 Then I drunkenly and elaborately plotted the death of her ex.

And I finally got out those "I hate men" CDs and we danced to them wildly and stupidly and not-at-all-sexily.

And I told her that no love is ever perfect. No relationship is ever finely hand stitched together. No one has the answers at all, and we're all kind of figuring this out as we go.

And someone will come along who was happy to be perfectly imperfect with her. And they would argue. And he would be a douche sometimes. And they would never have all of the answers together.

And that's all I could ever wish for her. A totally imperfect life.

Thursday, January 3, 2013

Take the plunge. Just drink rum first.

"You have to go down." Brett whispered behind me as I furiously wiped snow from my face. We were standing on top of THIS MOUNTAIN:
and I wasn't having it.

"I can't. Oh my God if you love me you would not make me do this." I hissed at him through a maniacal smile I was putting on for the rest of the family.

"It's a bump. A tiny bump. Your 5 year old nephew is staring at you."

"He's YOUR nephew too. In fact," I said, backing away and crossing my arms. "I'm slightly concerned with how you haven't really "adopted" him yet after 6 years with me. Would you like to talk about that? Your feelings maybe of being an uncle? Do you not feel ready for the responsibility? I'm happy to work through this with you."

"You're stalling." Brett hissed back before fixing a brilliant smile on our nephew who was hopping foot to foot while watching us with a mini furrowed brow. "Elias..." Brett cooed. "You are the best, BRAVEST nephew ever! I love you!"

"I LOVE YOU UNCLE BRETTTTTT!" Elias sang back, before breaking off in confusion. "Why is Auntie crawling?"

At this point I was, actually, on my hands and knees backing away from the gaping mouth of doom. From the corner of my eye I saw my sister and her fiance Clark board a flimsy sled and speed giggling down the hill, all pink cheeks and youth and promise. I looked over my shoulder to meet Brett's annoyed face and Elias' concerned one.

"They are young." I snapped. "They are closer to the ground, so they won't sustain as much injury."

And then: two things happened at once. Brett sighed and looked at the ground, saying: "Do you really want to go through your life afraid of everything?" At the same time Elias got on his hands and knees and whimpered: "I'm scared of the hill too, Auntie."


So, they had me. I grabbed on to a black inner tube and march-crawled back to the top of the hill. After letting about 32 people go before me, I closed my eyes and pushed off.

But, I had dug my boot so deep into the snow I actually was only inching- slowly and painfully- down the massive mountain. My brother-in-law was bent over laughing, Brett's mouth was hanging open in shock, and my nephew was back to hopping from foot to foot, cheering me on and then breaking off his cheers with questions of "Is she dying?"

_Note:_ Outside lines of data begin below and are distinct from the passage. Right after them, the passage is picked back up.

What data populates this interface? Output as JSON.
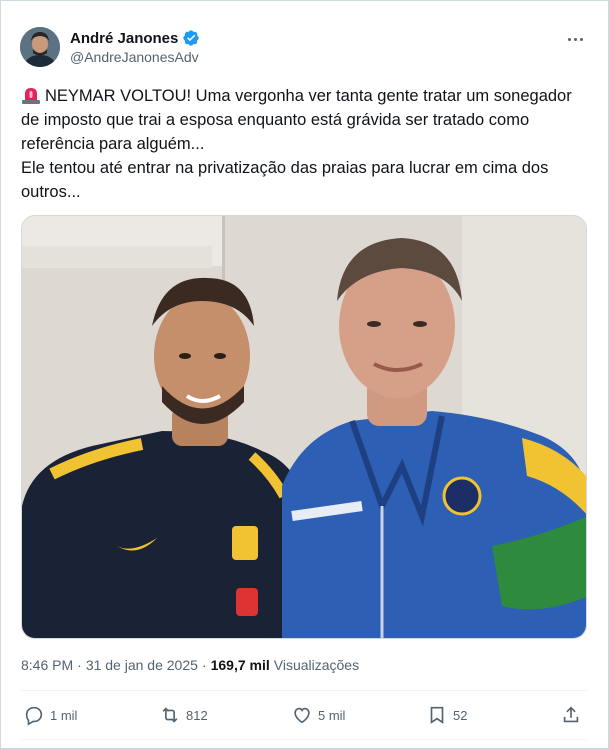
{
  "author": {
    "name": "André Janones",
    "handle": "@AndreJanonesAdv",
    "verified": true
  },
  "tweet": {
    "emoji": "siren-icon",
    "line1": "NEYMAR VOLTOU! Uma vergonha ver tanta gente tratar um sonegador de imposto que trai a esposa enquanto está grávida ser tratado como referência para alguém...",
    "line2": "Ele tentou até entrar na privatização das praias para lucrar em cima dos outros..."
  },
  "meta": {
    "time": "8:46 PM",
    "separator": "·",
    "date": "31 de jan de 2025",
    "views_count": "169,7 mil",
    "views_label": "Visualizações"
  },
  "actions": {
    "reply_count": "1 mil",
    "retweet_count": "812",
    "like_count": "5 mil",
    "bookmark_count": "52"
  },
  "colors": {
    "text_primary": "#0f1419",
    "text_secondary": "#536471",
    "verified": "#1d9bf0",
    "border": "#cfd9de"
  }
}
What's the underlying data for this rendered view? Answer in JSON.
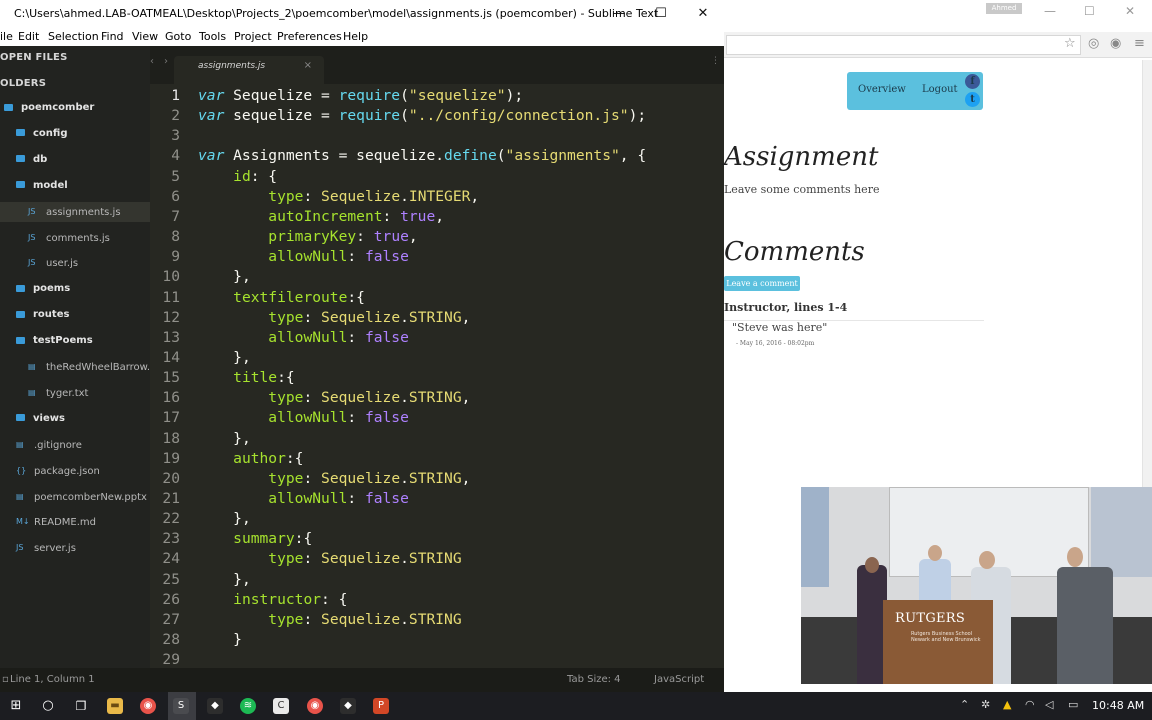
{
  "sublime": {
    "title": "C:\\Users\\ahmed.LAB-OATMEAL\\Desktop\\Projects_2\\poemcomber\\model\\assignments.js (poemcomber) - Sublime Text",
    "menu": [
      "ile",
      "Edit",
      "Selection",
      "Find",
      "View",
      "Goto",
      "Tools",
      "Project",
      "Preferences",
      "Help"
    ],
    "sidebar_open_files": "OPEN FILES",
    "sidebar_folders": "OLDERS",
    "tree": [
      {
        "label": "poemcomber",
        "kind": "folder",
        "depth": 0
      },
      {
        "label": "config",
        "kind": "folder",
        "depth": 1
      },
      {
        "label": "db",
        "kind": "folder",
        "depth": 1
      },
      {
        "label": "model",
        "kind": "folder",
        "depth": 1
      },
      {
        "label": "assignments.js",
        "kind": "file",
        "depth": 2,
        "selected": true
      },
      {
        "label": "comments.js",
        "kind": "file",
        "depth": 2
      },
      {
        "label": "user.js",
        "kind": "file",
        "depth": 2
      },
      {
        "label": "poems",
        "kind": "folder",
        "depth": 1
      },
      {
        "label": "routes",
        "kind": "folder",
        "depth": 1
      },
      {
        "label": "testPoems",
        "kind": "folder",
        "depth": 1
      },
      {
        "label": "theRedWheelBarrow.txt",
        "kind": "file",
        "depth": 2
      },
      {
        "label": "tyger.txt",
        "kind": "file",
        "depth": 2
      },
      {
        "label": "views",
        "kind": "folder",
        "depth": 1
      },
      {
        "label": ".gitignore",
        "kind": "file",
        "depth": 1
      },
      {
        "label": "package.json",
        "kind": "file",
        "depth": 1
      },
      {
        "label": "poemcomberNew.pptx",
        "kind": "file",
        "depth": 1
      },
      {
        "label": "README.md",
        "kind": "file",
        "depth": 1
      },
      {
        "label": "server.js",
        "kind": "file",
        "depth": 1
      }
    ],
    "tab": {
      "label": "assignments.js",
      "close": "×"
    },
    "code": [
      [
        [
          "kw",
          "var"
        ],
        [
          "id",
          " Sequelize "
        ],
        [
          "pun",
          "= "
        ],
        [
          "fn",
          "require"
        ],
        [
          "pun",
          "("
        ],
        [
          "str",
          "\"sequelize\""
        ],
        [
          "pun",
          ");"
        ]
      ],
      [
        [
          "kw",
          "var"
        ],
        [
          "id",
          " sequelize "
        ],
        [
          "pun",
          "= "
        ],
        [
          "fn",
          "require"
        ],
        [
          "pun",
          "("
        ],
        [
          "str",
          "\"../config/connection.js\""
        ],
        [
          "pun",
          ");"
        ]
      ],
      [],
      [
        [
          "kw",
          "var"
        ],
        [
          "id",
          " Assignments "
        ],
        [
          "pun",
          "= sequelize."
        ],
        [
          "fn",
          "define"
        ],
        [
          "pun",
          "("
        ],
        [
          "str",
          "\"assignments\""
        ],
        [
          "pun",
          ", {"
        ]
      ],
      [
        [
          "id",
          "    "
        ],
        [
          "prop",
          "id"
        ],
        [
          "pun",
          ": {"
        ]
      ],
      [
        [
          "id",
          "        "
        ],
        [
          "prop",
          "type"
        ],
        [
          "pun",
          ": "
        ],
        [
          "cls",
          "Sequelize"
        ],
        [
          "pun",
          "."
        ],
        [
          "const",
          "INTEGER"
        ],
        [
          "pun",
          ","
        ]
      ],
      [
        [
          "id",
          "        "
        ],
        [
          "prop",
          "autoIncrement"
        ],
        [
          "pun",
          ": "
        ],
        [
          "bool",
          "true"
        ],
        [
          "pun",
          ","
        ]
      ],
      [
        [
          "id",
          "        "
        ],
        [
          "prop",
          "primaryKey"
        ],
        [
          "pun",
          ": "
        ],
        [
          "bool",
          "true"
        ],
        [
          "pun",
          ","
        ]
      ],
      [
        [
          "id",
          "        "
        ],
        [
          "prop",
          "allowNull"
        ],
        [
          "pun",
          ": "
        ],
        [
          "bool",
          "false"
        ]
      ],
      [
        [
          "id",
          "    "
        ],
        [
          "pun",
          "},"
        ]
      ],
      [
        [
          "id",
          "    "
        ],
        [
          "prop",
          "textfileroute"
        ],
        [
          "pun",
          ":{"
        ]
      ],
      [
        [
          "id",
          "        "
        ],
        [
          "prop",
          "type"
        ],
        [
          "pun",
          ": "
        ],
        [
          "cls",
          "Sequelize"
        ],
        [
          "pun",
          "."
        ],
        [
          "const",
          "STRING"
        ],
        [
          "pun",
          ","
        ]
      ],
      [
        [
          "id",
          "        "
        ],
        [
          "prop",
          "allowNull"
        ],
        [
          "pun",
          ": "
        ],
        [
          "bool",
          "false"
        ]
      ],
      [
        [
          "id",
          "    "
        ],
        [
          "pun",
          "},"
        ]
      ],
      [
        [
          "id",
          "    "
        ],
        [
          "prop",
          "title"
        ],
        [
          "pun",
          ":{"
        ]
      ],
      [
        [
          "id",
          "        "
        ],
        [
          "prop",
          "type"
        ],
        [
          "pun",
          ": "
        ],
        [
          "cls",
          "Sequelize"
        ],
        [
          "pun",
          "."
        ],
        [
          "const",
          "STRING"
        ],
        [
          "pun",
          ","
        ]
      ],
      [
        [
          "id",
          "        "
        ],
        [
          "prop",
          "allowNull"
        ],
        [
          "pun",
          ": "
        ],
        [
          "bool",
          "false"
        ]
      ],
      [
        [
          "id",
          "    "
        ],
        [
          "pun",
          "},"
        ]
      ],
      [
        [
          "id",
          "    "
        ],
        [
          "prop",
          "author"
        ],
        [
          "pun",
          ":{"
        ]
      ],
      [
        [
          "id",
          "        "
        ],
        [
          "prop",
          "type"
        ],
        [
          "pun",
          ": "
        ],
        [
          "cls",
          "Sequelize"
        ],
        [
          "pun",
          "."
        ],
        [
          "const",
          "STRING"
        ],
        [
          "pun",
          ","
        ]
      ],
      [
        [
          "id",
          "        "
        ],
        [
          "prop",
          "allowNull"
        ],
        [
          "pun",
          ": "
        ],
        [
          "bool",
          "false"
        ]
      ],
      [
        [
          "id",
          "    "
        ],
        [
          "pun",
          "},"
        ]
      ],
      [
        [
          "id",
          "    "
        ],
        [
          "prop",
          "summary"
        ],
        [
          "pun",
          ":{"
        ]
      ],
      [
        [
          "id",
          "        "
        ],
        [
          "prop",
          "type"
        ],
        [
          "pun",
          ": "
        ],
        [
          "cls",
          "Sequelize"
        ],
        [
          "pun",
          "."
        ],
        [
          "const",
          "STRING"
        ]
      ],
      [
        [
          "id",
          "    "
        ],
        [
          "pun",
          "},"
        ]
      ],
      [
        [
          "id",
          "    "
        ],
        [
          "prop",
          "instructor"
        ],
        [
          "pun",
          ": {"
        ]
      ],
      [
        [
          "id",
          "        "
        ],
        [
          "prop",
          "type"
        ],
        [
          "pun",
          ": "
        ],
        [
          "cls",
          "Sequelize"
        ],
        [
          "pun",
          "."
        ],
        [
          "const",
          "STRING"
        ]
      ],
      [
        [
          "id",
          "    "
        ],
        [
          "pun",
          "}"
        ]
      ],
      []
    ],
    "current_line": 1,
    "status": {
      "position": "Line 1, Column 1",
      "tab_size": "Tab Size: 4",
      "syntax": "JavaScript"
    }
  },
  "browser": {
    "user_badge": "Ahmed",
    "nav": {
      "overview": "Overview",
      "logout": "Logout"
    },
    "heading": "Assignment",
    "subheading": "Leave some comments here",
    "comments_heading": "Comments",
    "leave_comment_button": "Leave a comment",
    "comment": {
      "author": "Instructor, lines 1-4",
      "body": "\"Steve was here\"",
      "date": "- May 16, 2016 - 08:02pm"
    }
  },
  "video": {
    "logo": "RUTGERS",
    "logo_sub": "Rutgers Business School\nNewark and New Brunswick"
  },
  "taskbar": {
    "clock": "10:48 AM"
  },
  "colors": {
    "editor_bg": "#272822",
    "accent": "#5bc0de",
    "keyword": "#66d9ef",
    "string": "#e6db74",
    "property": "#a6e22e",
    "boolean": "#ae81ff"
  }
}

Finally, Brett walked about 2 feet down to me and reached out his hand. "Go down the hill with me." He said.

"There is a slick of ice down at the bottom. One of us may snap our necks and-"

"You just have to let go, sweetheart. I mean, sometimes you just have to go down the damn hill."

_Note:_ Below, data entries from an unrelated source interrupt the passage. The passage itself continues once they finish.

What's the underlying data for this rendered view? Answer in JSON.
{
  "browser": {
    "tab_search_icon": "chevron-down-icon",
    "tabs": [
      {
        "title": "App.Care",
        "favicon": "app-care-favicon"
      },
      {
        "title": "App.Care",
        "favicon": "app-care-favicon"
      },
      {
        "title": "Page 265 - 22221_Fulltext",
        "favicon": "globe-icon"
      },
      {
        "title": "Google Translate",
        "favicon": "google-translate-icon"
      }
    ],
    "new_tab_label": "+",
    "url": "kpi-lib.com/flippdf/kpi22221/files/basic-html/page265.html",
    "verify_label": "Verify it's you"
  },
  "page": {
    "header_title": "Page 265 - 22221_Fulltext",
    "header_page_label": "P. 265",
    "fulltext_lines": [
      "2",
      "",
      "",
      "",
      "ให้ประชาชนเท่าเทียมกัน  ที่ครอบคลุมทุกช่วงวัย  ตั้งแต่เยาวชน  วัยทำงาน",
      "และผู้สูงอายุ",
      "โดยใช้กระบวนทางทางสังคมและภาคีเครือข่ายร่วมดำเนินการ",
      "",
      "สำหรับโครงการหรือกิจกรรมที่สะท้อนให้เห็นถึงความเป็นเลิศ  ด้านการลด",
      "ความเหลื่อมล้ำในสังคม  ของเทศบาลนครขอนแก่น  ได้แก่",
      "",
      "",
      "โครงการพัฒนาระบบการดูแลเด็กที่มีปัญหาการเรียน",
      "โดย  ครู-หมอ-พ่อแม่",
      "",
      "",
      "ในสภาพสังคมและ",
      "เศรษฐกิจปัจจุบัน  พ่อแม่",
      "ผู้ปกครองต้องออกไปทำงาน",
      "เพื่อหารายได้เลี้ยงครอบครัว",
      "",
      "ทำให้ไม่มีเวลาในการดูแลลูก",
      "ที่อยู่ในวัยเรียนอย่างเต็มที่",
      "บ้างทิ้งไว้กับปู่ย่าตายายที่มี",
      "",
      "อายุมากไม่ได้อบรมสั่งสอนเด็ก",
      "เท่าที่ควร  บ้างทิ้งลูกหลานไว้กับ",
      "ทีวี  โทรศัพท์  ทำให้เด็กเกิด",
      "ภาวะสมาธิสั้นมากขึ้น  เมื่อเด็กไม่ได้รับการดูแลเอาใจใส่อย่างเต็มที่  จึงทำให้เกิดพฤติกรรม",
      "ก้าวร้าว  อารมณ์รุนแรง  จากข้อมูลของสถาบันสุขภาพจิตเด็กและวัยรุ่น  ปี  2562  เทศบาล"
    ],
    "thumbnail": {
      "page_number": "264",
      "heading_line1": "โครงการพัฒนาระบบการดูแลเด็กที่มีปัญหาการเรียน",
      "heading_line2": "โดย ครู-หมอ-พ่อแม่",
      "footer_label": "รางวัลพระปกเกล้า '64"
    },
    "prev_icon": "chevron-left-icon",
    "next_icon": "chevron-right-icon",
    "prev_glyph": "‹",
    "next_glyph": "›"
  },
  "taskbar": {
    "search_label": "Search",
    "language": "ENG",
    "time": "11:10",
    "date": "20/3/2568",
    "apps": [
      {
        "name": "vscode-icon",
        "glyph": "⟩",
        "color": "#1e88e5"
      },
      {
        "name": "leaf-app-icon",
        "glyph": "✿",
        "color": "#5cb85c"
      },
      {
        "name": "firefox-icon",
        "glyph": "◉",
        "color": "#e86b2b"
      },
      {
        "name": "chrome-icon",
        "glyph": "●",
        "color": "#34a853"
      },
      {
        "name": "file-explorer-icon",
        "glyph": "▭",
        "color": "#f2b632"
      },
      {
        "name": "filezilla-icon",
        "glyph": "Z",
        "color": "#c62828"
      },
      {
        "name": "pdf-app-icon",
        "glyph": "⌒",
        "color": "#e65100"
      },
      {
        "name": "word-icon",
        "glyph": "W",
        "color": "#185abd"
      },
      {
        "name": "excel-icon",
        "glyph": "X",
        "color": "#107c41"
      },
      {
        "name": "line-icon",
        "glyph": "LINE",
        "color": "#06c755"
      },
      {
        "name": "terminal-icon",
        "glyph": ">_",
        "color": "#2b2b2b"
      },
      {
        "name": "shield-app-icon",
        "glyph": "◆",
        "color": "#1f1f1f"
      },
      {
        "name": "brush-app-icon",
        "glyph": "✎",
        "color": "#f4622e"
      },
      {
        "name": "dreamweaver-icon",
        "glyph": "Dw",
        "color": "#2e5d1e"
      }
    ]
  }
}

I looked up at his snow covered form then, and tentatively took his hand. I knew he was right. This was the last day in 2012, and I was spending it swigging from a thermos of rum and tea and crawling around the top of a hill. Not my finest moment. If I wanted anything for myself, and for the people I love: it was to show them that being courageous and taking a leap of faith once and awhile is the right thing to do. Sure, you might break your neck on a patch of ice. But, more often than not you will have an awesome ride.

So did I have an awesome ride? Um. Not really. I might have dug my nails so hard into the inner tube I broke one off. I might have screamed my head off as we sped over the ice bumps. Brett might have been laughing so hard into the back of my neck I'm pretty sure his tilted position and guffaws made us GO FASTER, FOR THE LOVE OF GOD.

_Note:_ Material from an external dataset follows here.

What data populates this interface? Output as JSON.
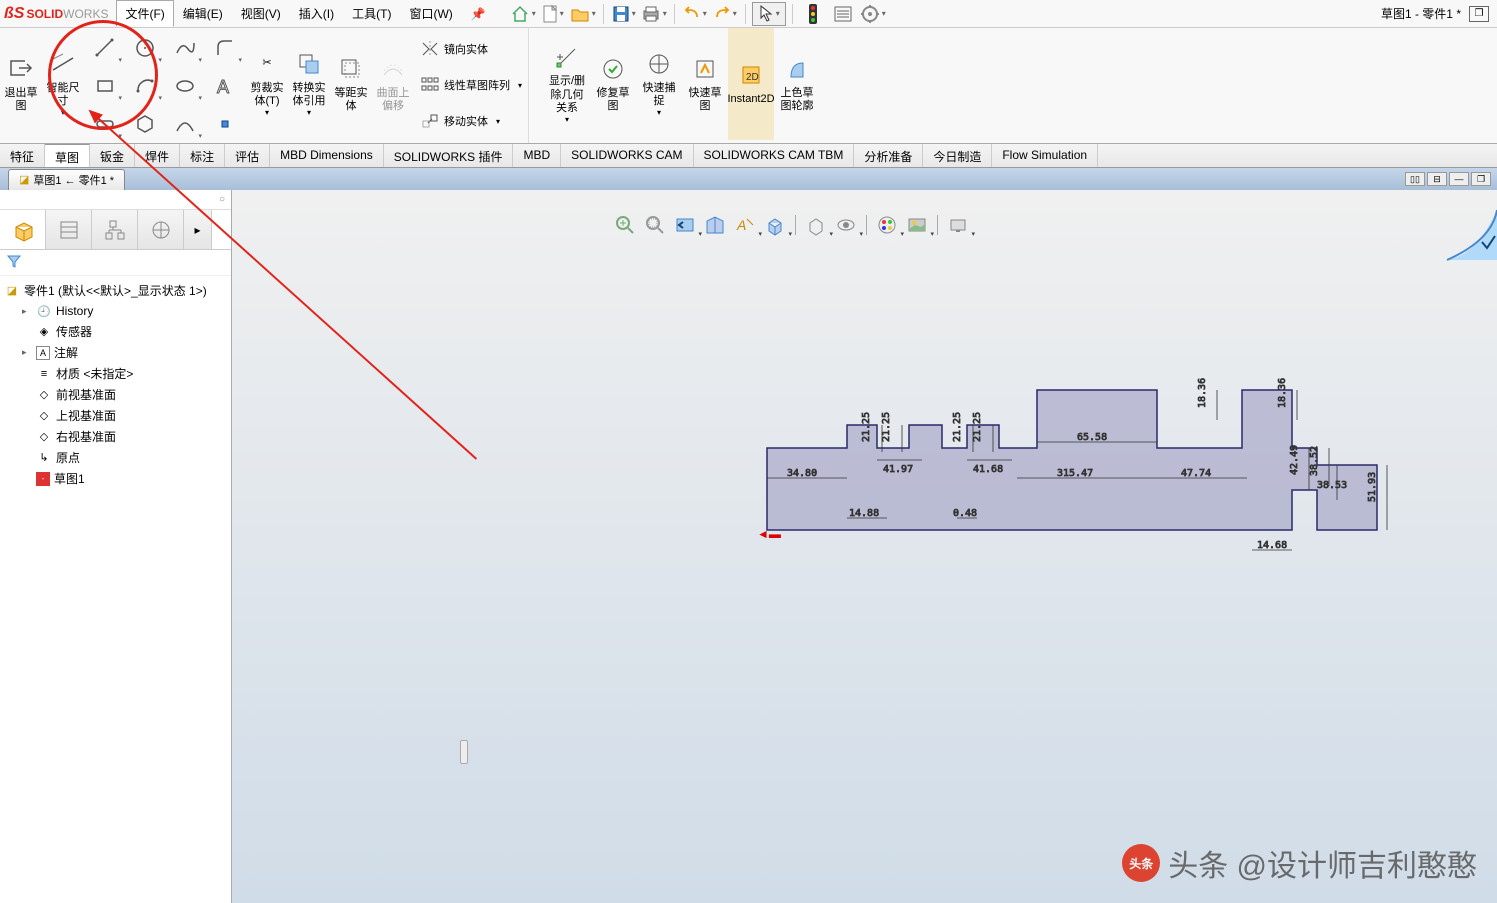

But, I did it.

And went again.

And Elias spent the rest of the day zooming down the hill with his Uncle Clark, who patiently was the last person on the mountain with him. He even peed his pants because he refused to get down when we were all ready to go.

Happy 2013, everyone. Take the plunge.

Just wear a helmet. And bring a thermos of rum.